  • Remember that they have an “off” button. You may need to be connected, but do you need to be connected at this very moment? You’ll probably be more productive if you check your email or social media less frequently and respond to everything at a dedicated time. Put down the phone and pick up your coffee. Relax a little.
  • Use the device to introduce peace and order into your day. Even though our electronics can feel like our masters, they really are tools—very powerful ones. Use a to-do app to list your concerns and get on with your day. I’ve also found some great apps that ring a mindfulness bell at random moments—when the bell chimes, I take a moment to take a deep breath and look around me. 
  • Consider observing the Sabbath. Many religious traditions set aside Saturday or Sunday as a day to disconnect from daily routines and reconnect with ourselves and our loved ones. This is a tradition you can adopt for yourself, regardless of your faith. If you simply must stay in touch, perhaps you can take some quiet time for yourself in smaller chunks. Go outside and take a walk amongst the trees.
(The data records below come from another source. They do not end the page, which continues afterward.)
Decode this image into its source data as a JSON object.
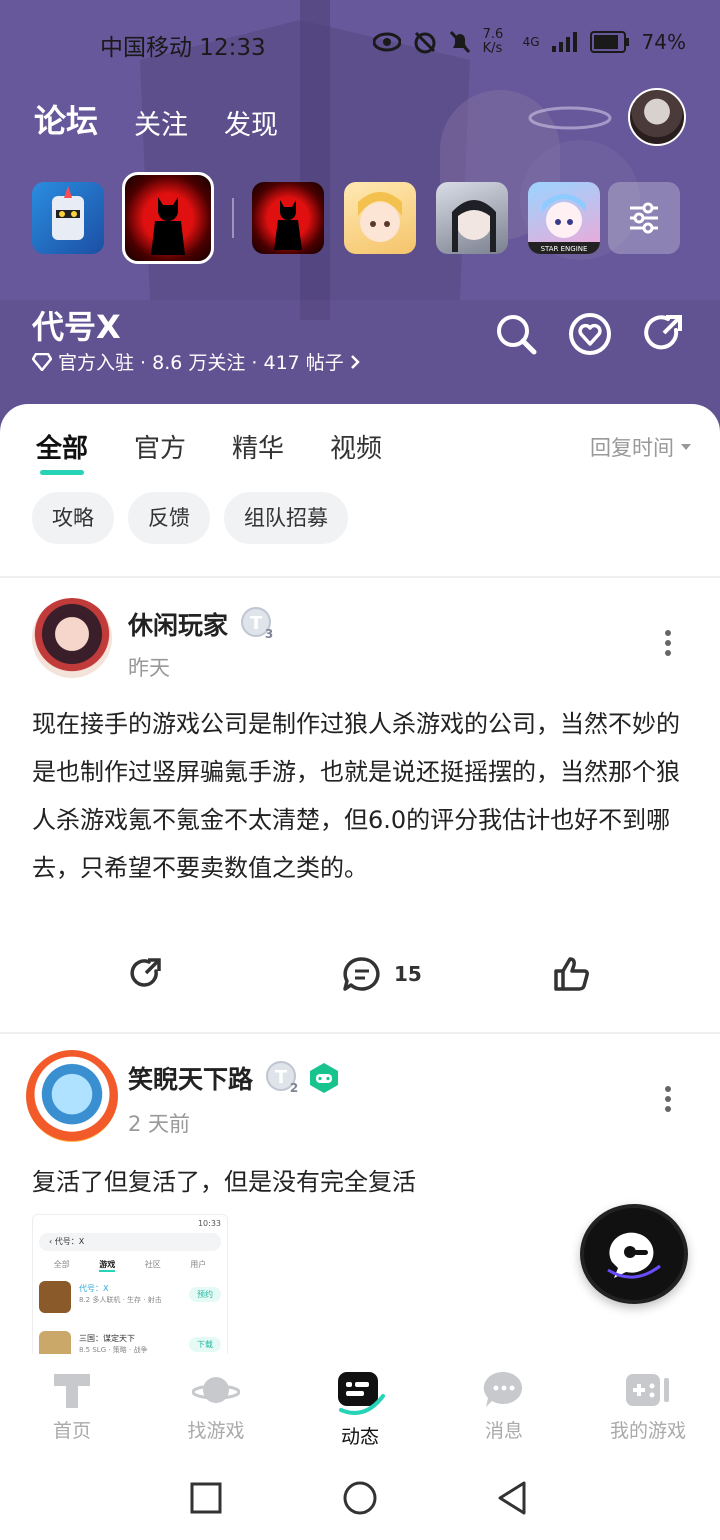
{
  "status_bar": {
    "carrier_time": "中国移动 12:33",
    "net_speed": "7.6 K/s",
    "network": "4G",
    "battery": "74%"
  },
  "top_nav": {
    "tabs": [
      "论坛",
      "关注",
      "发现"
    ],
    "active": "论坛"
  },
  "games_strip": {
    "icons": [
      "knight-game-icon",
      "codename-x-game-icon",
      "red-silhouette-game-icon",
      "blonde-girl-game-icon",
      "dark-hair-girl-game-icon",
      "star-engine-game-icon",
      "filter-icon"
    ]
  },
  "forum": {
    "title": "代号X",
    "meta": "官方入驻 · 8.6 万关注 · 417 帖子"
  },
  "sub_tabs": {
    "items": [
      "全部",
      "官方",
      "精华",
      "视频"
    ],
    "active": "全部",
    "sort_label": "回复时间"
  },
  "chips": [
    "攻略",
    "反馈",
    "组队招募"
  ],
  "posts": [
    {
      "user": "休闲玩家",
      "level": "3",
      "time": "昨天",
      "content": "现在接手的游戏公司是制作过狼人杀游戏的公司，当然不妙的是也制作过竖屏骗氪手游，也就是说还挺摇摆的，当然那个狼人杀游戏氪不氪金不太清楚，但6.0的评分我估计也好不到哪去，只希望不要卖数值之类的。",
      "comments": "15"
    },
    {
      "user": "笑睨天下路",
      "level": "2",
      "time": "2 天前",
      "content": "复活了但复活了，但是没有完全复活",
      "screenshot": {
        "status_time": "10:33",
        "search_text": "代号：X",
        "tabs": [
          "全部",
          "游戏",
          "社区",
          "用户"
        ],
        "items": [
          {
            "name": "代号：X",
            "meta": "8.2 多人联机 · 生存 · 射击",
            "button": "预约"
          },
          {
            "name": "三国：谋定天下",
            "meta": "8.5 SLG · 策略 · 战争",
            "button": "下载"
          }
        ]
      }
    }
  ],
  "bottom_nav": {
    "items": [
      "首页",
      "找游戏",
      "动态",
      "消息",
      "我的游戏"
    ],
    "active": "动态"
  },
  "colors": {
    "accent": "#27d3b7",
    "hero_bg": "#6a5a99",
    "text_primary": "#222222",
    "text_secondary": "#999999"
  }
}
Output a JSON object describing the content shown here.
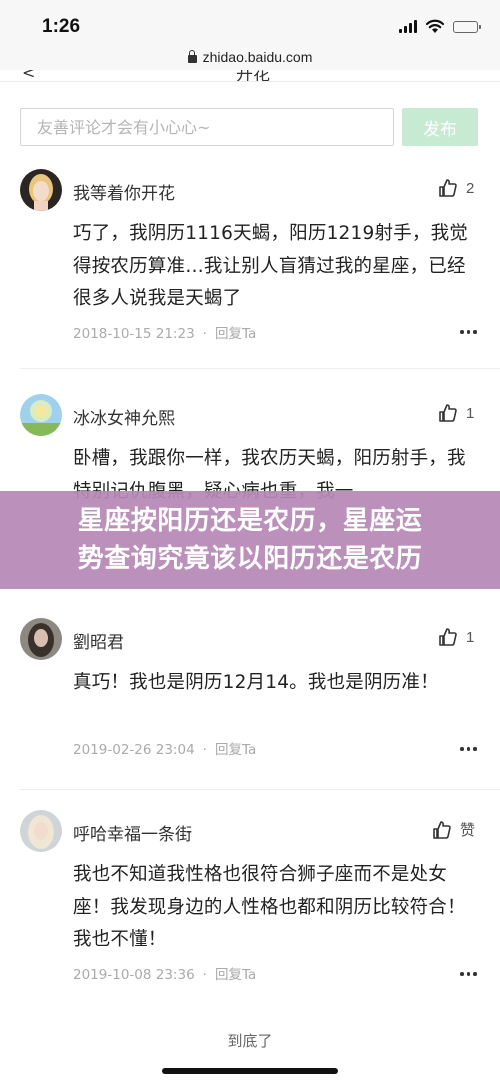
{
  "status_bar": {
    "time": "1:26"
  },
  "browser": {
    "url": "zhidao.baidu.com"
  },
  "header": {
    "title_fragment": "开花"
  },
  "comment_box": {
    "placeholder": "友善评论才会有小心心~",
    "publish_label": "发布"
  },
  "comments": [
    {
      "username": "我等着你开花",
      "likes": "2",
      "body": "巧了，我阴历1116天蝎，阳历1219射手，我觉得按农历算准…我让别人盲猜过我的星座，已经很多人说我是天蝎了",
      "date": "2018-10-15 21:23",
      "reply": "回复Ta"
    },
    {
      "username": "冰冰女神允熙",
      "likes": "1",
      "body": "卧槽，我跟你一样，我农历天蝎，阳历射手，我特别记仇腹黑，疑心病也重，我一",
      "date": "",
      "reply": ""
    },
    {
      "username": "劉昭君",
      "likes": "1",
      "body": "真巧！我也是阴历12月14。我也是阴历准！",
      "date": "2019-02-26 23:04",
      "reply": "回复Ta"
    },
    {
      "username": "呼哈幸福一条街",
      "likes": "赞",
      "body": "我也不知道我性格也很符合狮子座而不是处女座！我发现身边的人性格也都和阴历比较符合！我也不懂！",
      "date": "2019-10-08 23:36",
      "reply": "回复Ta"
    }
  ],
  "banner": {
    "line1": "星座按阳历还是农历，星座运",
    "line2": "势查询究竟该以阳历还是农历"
  },
  "footer": {
    "end_text": "到底了"
  },
  "colors": {
    "publish_bg": "#c7ead3",
    "banner_bg": "#b689b6",
    "meta_text": "#aaaaaa"
  }
}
Go to a gym and sit in the sauna. Share a meal with friends.

You are in charge of your electronics. If you make your choices using joy as your compass you may find that you’re using them in whole new ways. Have fun out there!

Your assignment, should you choose to accept it:
229. How do you use electronics? In what ways do they enhance your life? In what way do they detract? What can you do to optimize your experience?